Dive-bombing bird scratches bike and helmet

SEVEN-year-old Jye Sarcich has had a close encounter of a bird kind.

While riding his birthday bike through the streets of Emu Park a few weeks ago, he never expected to be held up by a swooping magpie.

"I was walking with my mum and younger brother when the bird came down and scratched my new BMX bike and helmet,'' he said.

"It just flew down from the tree and kept swooping at me.''

Jye's mother Helen said she would have gone to help her son if it was not for her fear of birds.

"I was a little concerned about my other son, Liam, who wanted to go out and catch the bird.

"It was hilarious, like one of those Funniest Home Video moments, but I did feel sorry for Jye.''

Queensland Parks and Wildlife Service (QPWS) senior ranger Tim Farry said people needed to take extra care as the magpie season swooped into Central Queensland.

He said the magpie breeding season occurred from July to December, with the peak from late August to October.

"It is important to remember that not all magpies swoop, and they only do so while chicks are in the nest to drive away potential threats,'' he said.

"The male magpie is responsible for most swoops and we know that this swooping is almost entirely limited to the magpie 'defence zone' or the area around the nest.''

TKO Pest Control technician Lucas Christian said some of the magpie hot spots in Rockhampton last year included Frenchville State School, Allenstown and Wandal.

"Anywhere with large trees about is where magpies like to nest,'' he said.

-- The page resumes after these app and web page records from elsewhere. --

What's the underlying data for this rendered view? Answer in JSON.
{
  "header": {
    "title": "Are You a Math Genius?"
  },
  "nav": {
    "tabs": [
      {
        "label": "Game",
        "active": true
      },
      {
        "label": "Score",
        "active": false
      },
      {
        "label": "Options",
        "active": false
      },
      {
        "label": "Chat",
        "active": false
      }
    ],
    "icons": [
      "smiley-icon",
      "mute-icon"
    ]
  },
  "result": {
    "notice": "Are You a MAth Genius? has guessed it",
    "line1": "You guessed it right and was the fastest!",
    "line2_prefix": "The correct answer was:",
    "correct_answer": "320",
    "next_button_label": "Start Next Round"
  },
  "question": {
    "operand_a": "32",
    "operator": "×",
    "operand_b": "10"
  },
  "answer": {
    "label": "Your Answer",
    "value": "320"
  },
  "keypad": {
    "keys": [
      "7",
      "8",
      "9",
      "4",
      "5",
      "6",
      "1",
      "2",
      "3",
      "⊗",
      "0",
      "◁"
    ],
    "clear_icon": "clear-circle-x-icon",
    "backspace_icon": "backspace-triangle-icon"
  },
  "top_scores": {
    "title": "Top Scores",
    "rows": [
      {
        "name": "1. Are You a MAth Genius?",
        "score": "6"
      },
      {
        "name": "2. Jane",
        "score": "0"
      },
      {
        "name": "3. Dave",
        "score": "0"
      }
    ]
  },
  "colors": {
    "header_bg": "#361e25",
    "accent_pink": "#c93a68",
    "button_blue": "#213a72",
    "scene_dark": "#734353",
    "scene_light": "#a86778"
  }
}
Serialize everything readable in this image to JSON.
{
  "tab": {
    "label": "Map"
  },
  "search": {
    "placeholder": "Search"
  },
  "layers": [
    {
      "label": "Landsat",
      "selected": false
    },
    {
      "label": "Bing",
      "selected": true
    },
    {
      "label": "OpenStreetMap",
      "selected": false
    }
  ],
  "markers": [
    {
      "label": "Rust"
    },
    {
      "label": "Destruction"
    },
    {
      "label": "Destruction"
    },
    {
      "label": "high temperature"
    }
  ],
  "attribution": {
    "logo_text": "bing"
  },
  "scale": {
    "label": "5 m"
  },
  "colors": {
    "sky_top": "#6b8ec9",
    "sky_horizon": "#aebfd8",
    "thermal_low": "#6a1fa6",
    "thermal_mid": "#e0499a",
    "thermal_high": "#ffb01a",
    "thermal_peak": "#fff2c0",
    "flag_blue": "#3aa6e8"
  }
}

Mr Farry asked if there were any problem magpie areas to contact Queensland Parks and Wildlife Service (QPWS) on 4936?0511.



Aboriginal artist, political activist wins $50K art award

Aboriginal artist, political activist wins $50K art award

The Gold Award is one of the richest art prizes in Australia

CQ house destroyed in 'suspicious' fire

CQ house destroyed in 'suspicious' fire

Two police officers suffered smoke inhalation

SCAM: Drought-hit farmers targeted by fake hunters

SCAM: Drought-hit farmers targeted by fake hunters

Police say farmers have enough to worry about with drought

Local Partners